Task prompt –
Repeat the listing below in full, keeping every character as it is.

Available data –

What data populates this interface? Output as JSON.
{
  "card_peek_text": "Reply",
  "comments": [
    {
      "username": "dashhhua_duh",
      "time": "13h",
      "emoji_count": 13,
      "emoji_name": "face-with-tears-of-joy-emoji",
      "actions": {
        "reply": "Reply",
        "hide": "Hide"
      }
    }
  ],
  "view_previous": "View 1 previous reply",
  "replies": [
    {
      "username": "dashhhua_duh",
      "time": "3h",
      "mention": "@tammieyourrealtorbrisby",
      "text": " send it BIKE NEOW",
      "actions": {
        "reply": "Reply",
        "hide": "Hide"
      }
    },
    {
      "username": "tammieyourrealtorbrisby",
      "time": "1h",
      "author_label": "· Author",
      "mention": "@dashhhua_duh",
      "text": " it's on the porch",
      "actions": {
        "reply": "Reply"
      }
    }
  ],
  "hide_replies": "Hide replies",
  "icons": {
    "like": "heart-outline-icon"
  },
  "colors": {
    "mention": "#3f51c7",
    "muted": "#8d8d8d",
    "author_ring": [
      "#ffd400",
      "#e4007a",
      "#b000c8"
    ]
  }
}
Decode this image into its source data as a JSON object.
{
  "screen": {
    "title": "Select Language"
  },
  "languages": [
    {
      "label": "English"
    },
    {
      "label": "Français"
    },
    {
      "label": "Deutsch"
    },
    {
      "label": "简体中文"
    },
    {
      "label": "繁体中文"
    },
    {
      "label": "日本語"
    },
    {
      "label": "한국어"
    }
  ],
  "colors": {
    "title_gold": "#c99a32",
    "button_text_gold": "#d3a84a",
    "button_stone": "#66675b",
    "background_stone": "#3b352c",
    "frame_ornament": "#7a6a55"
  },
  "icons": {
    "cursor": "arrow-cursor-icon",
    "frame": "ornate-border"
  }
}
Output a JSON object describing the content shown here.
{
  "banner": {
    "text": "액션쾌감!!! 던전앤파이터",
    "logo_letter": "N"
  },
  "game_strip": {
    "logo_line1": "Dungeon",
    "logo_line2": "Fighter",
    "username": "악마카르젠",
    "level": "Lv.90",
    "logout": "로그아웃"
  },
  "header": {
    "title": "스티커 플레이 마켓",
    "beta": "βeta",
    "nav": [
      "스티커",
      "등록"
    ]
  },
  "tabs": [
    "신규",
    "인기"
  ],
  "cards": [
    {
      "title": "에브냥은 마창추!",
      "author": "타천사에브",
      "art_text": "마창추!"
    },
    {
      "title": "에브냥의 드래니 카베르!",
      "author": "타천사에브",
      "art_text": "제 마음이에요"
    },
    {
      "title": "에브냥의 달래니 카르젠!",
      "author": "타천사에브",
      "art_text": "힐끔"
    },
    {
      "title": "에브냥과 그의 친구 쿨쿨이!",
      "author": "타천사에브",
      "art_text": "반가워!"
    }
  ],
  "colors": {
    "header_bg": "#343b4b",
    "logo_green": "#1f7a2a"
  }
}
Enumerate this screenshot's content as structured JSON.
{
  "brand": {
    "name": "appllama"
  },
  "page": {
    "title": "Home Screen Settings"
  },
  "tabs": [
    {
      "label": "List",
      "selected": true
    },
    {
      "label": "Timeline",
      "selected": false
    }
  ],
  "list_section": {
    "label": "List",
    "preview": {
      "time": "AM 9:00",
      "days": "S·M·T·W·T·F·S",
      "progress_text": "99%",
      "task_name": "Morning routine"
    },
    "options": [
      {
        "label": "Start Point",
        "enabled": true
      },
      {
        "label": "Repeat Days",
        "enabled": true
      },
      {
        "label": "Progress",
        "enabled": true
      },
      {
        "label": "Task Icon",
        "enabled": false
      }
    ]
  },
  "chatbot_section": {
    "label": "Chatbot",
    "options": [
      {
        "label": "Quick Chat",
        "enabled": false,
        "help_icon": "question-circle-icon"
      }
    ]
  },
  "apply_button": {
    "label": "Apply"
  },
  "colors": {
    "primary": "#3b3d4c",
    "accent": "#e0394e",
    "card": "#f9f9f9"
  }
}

Task output –
What data populates this interface? Output as JSON.
{
  "card_peek_text": "Reply",
  "comments": [
    {
      "username": "dashhhua_duh",
      "time": "13h",
      "emoji_count": 13,
      "emoji_name": "face-with-tears-of-joy-emoji",
      "actions": {
        "reply": "Reply",
        "hide": "Hide"
      }
    }
  ],
  "view_previous": "View 1 previous reply",
  "replies": [
    {
      "username": "dashhhua_duh",
      "time": "3h",
      "mention": "@tammieyourrealtorbrisby",
      "text": " send it BIKE NEOW",
      "actions": {
        "reply": "Reply",
        "hide": "Hide"
      }
    },
    {
      "username": "tammieyourrealtorbrisby",
      "time": "1h",
      "author_label": "· Author",
      "mention": "@dashhhua_duh",
      "text": " it's on the porch",
      "actions": {
        "reply": "Reply"
      }
    }
  ],
  "hide_replies": "Hide replies",
  "icons": {
    "like": "heart-outline-icon"
  },
  "colors": {
    "mention": "#3f51c7",
    "muted": "#8d8d8d",
    "author_ring": [
      "#ffd400",
      "#e4007a",
      "#b000c8"
    ]
  }
}
Decode this image into its source data as a JSON object.
{
  "screen": {
    "title": "Select Language"
  },
  "languages": [
    {
      "label": "English"
    },
    {
      "label": "Français"
    },
    {
      "label": "Deutsch"
    },
    {
      "label": "简体中文"
    },
    {
      "label": "繁体中文"
    },
    {
      "label": "日本語"
    },
    {
      "label": "한국어"
    }
  ],
  "colors": {
    "title_gold": "#c99a32",
    "button_text_gold": "#d3a84a",
    "button_stone": "#66675b",
    "background_stone": "#3b352c",
    "frame_ornament": "#7a6a55"
  },
  "icons": {
    "cursor": "arrow-cursor-icon",
    "frame": "ornate-border"
  }
}
Output a JSON object describing the content shown here.
{
  "banner": {
    "text": "액션쾌감!!! 던전앤파이터",
    "logo_letter": "N"
  },
  "game_strip": {
    "logo_line1": "Dungeon",
    "logo_line2": "Fighter",
    "username": "악마카르젠",
    "level": "Lv.90",
    "logout": "로그아웃"
  },
  "header": {
    "title": "스티커 플레이 마켓",
    "beta": "βeta",
    "nav": [
      "스티커",
      "등록"
    ]
  },
  "tabs": [
    "신규",
    "인기"
  ],
  "cards": [
    {
      "title": "에브냥은 마창추!",
      "author": "타천사에브",
      "art_text": "마창추!"
    },
    {
      "title": "에브냥의 드래니 카베르!",
      "author": "타천사에브",
      "art_text": "제 마음이에요"
    },
    {
      "title": "에브냥의 달래니 카르젠!",
      "author": "타천사에브",
      "art_text": "힐끔"
    },
    {
      "title": "에브냥과 그의 친구 쿨쿨이!",
      "author": "타천사에브",
      "art_text": "반가워!"
    }
  ],
  "colors": {
    "header_bg": "#343b4b",
    "logo_green": "#1f7a2a"
  }
}
Enumerate this screenshot's content as structured JSON.
{
  "brand": {
    "name": "appllama"
  },
  "page": {
    "title": "Home Screen Settings"
  },
  "tabs": [
    {
      "label": "List",
      "selected": true
    },
    {
      "label": "Timeline",
      "selected": false
    }
  ],
  "list_section": {
    "label": "List",
    "preview": {
      "time": "AM 9:00",
      "days": "S·M·T·W·T·F·S",
      "progress_text": "99%",
      "task_name": "Morning routine"
    },
    "options": [
      {
        "label": "Start Point",
        "enabled": true
      },
      {
        "label": "Repeat Days",
        "enabled": true
      },
      {
        "label": "Progress",
        "enabled": true
      },
      {
        "label": "Task Icon",
        "enabled": false
      }
    ]
  },
  "chatbot_section": {
    "label": "Chatbot",
    "options": [
      {
        "label": "Quick Chat",
        "enabled": false,
        "help_icon": "question-circle-icon"
      }
    ]
  },
  "apply_button": {
    "label": "Apply"
  },
  "colors": {
    "primary": "#3b3d4c",
    "accent": "#e0394e",
    "card": "#f9f9f9"
  }
}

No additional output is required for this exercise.